Work instruction » All of the data below is to be copied exactly.

Items from a dataset
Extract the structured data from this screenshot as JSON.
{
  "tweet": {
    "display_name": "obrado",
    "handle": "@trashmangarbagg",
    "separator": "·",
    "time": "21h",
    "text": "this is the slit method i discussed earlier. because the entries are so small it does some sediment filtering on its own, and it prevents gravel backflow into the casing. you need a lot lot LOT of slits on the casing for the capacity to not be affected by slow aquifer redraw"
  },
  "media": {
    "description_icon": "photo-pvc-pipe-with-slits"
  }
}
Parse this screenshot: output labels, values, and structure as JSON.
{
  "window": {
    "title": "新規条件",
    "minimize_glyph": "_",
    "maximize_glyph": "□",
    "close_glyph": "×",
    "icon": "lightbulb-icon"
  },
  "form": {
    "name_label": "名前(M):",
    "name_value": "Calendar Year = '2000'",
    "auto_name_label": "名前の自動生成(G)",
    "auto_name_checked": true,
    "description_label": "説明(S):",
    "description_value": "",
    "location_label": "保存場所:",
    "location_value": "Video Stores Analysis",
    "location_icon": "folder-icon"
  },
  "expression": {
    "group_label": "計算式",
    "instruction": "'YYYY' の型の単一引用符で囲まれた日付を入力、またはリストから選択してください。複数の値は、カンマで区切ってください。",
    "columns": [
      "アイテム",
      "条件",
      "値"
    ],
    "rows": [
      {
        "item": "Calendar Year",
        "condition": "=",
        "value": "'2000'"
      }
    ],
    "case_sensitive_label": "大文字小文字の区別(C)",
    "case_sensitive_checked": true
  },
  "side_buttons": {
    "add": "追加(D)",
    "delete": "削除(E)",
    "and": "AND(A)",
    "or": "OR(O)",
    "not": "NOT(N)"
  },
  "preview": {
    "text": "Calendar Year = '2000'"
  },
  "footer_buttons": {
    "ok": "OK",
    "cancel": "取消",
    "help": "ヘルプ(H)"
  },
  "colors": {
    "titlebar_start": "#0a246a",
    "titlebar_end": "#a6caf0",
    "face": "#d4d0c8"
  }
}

Answer section »
Extract the structured data from this screenshot as JSON.
{
  "tweet": {
    "display_name": "obrado",
    "handle": "@trashmangarbagg",
    "separator": "·",
    "time": "21h",
    "text": "this is the slit method i discussed earlier. because the entries are so small it does some sediment filtering on its own, and it prevents gravel backflow into the casing. you need a lot lot LOT of slits on the casing for the capacity to not be affected by slow aquifer redraw"
  },
  "media": {
    "description_icon": "photo-pvc-pipe-with-slits"
  }
}
Parse this screenshot: output labels, values, and structure as JSON.
{
  "window": {
    "title": "新規条件",
    "minimize_glyph": "_",
    "maximize_glyph": "□",
    "close_glyph": "×",
    "icon": "lightbulb-icon"
  },
  "form": {
    "name_label": "名前(M):",
    "name_value": "Calendar Year = '2000'",
    "auto_name_label": "名前の自動生成(G)",
    "auto_name_checked": true,
    "description_label": "説明(S):",
    "description_value": "",
    "location_label": "保存場所:",
    "location_value": "Video Stores Analysis",
    "location_icon": "folder-icon"
  },
  "expression": {
    "group_label": "計算式",
    "instruction": "'YYYY' の型の単一引用符で囲まれた日付を入力、またはリストから選択してください。複数の値は、カンマで区切ってください。",
    "columns": [
      "アイテム",
      "条件",
      "値"
    ],
    "rows": [
      {
        "item": "Calendar Year",
        "condition": "=",
        "value": "'2000'"
      }
    ],
    "case_sensitive_label": "大文字小文字の区別(C)",
    "case_sensitive_checked": true
  },
  "side_buttons": {
    "add": "追加(D)",
    "delete": "削除(E)",
    "and": "AND(A)",
    "or": "OR(O)",
    "not": "NOT(N)"
  },
  "preview": {
    "text": "Calendar Year = '2000'"
  },
  "footer_buttons": {
    "ok": "OK",
    "cancel": "取消",
    "help": "ヘルプ(H)"
  },
  "colors": {
    "titlebar_start": "#0a246a",
    "titlebar_end": "#a6caf0",
    "face": "#d4d0c8"
  }
}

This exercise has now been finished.